THE TASK =>
Only the lines containing "title" should appear in the answer, copied from the listing below.

----- DATASET CONTENT -----

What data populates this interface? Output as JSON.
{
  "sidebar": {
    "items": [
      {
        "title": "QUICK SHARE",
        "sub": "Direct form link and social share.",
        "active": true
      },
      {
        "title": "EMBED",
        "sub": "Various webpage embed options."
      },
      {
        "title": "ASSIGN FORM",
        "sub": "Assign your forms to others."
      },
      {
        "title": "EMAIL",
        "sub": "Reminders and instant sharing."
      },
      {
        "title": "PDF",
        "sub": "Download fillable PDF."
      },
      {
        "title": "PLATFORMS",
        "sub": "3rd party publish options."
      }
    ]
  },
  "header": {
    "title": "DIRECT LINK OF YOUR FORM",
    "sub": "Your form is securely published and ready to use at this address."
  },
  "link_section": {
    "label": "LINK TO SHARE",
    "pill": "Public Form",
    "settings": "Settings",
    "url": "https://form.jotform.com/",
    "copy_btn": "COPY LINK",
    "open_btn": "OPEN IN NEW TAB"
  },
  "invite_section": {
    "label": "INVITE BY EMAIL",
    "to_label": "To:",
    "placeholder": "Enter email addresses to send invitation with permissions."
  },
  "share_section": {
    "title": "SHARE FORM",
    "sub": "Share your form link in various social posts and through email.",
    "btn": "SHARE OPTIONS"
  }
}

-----

THE ANSWER =>
        "title": "QUICK SHARE",
        "title": "EMBED",
        "title": "ASSIGN FORM",
        "title": "EMAIL",
        "title": "PDF",
        "title": "PLATFORMS",
    "title": "DIRECT LINK OF YOUR FORM",
    "title": "SHARE FORM",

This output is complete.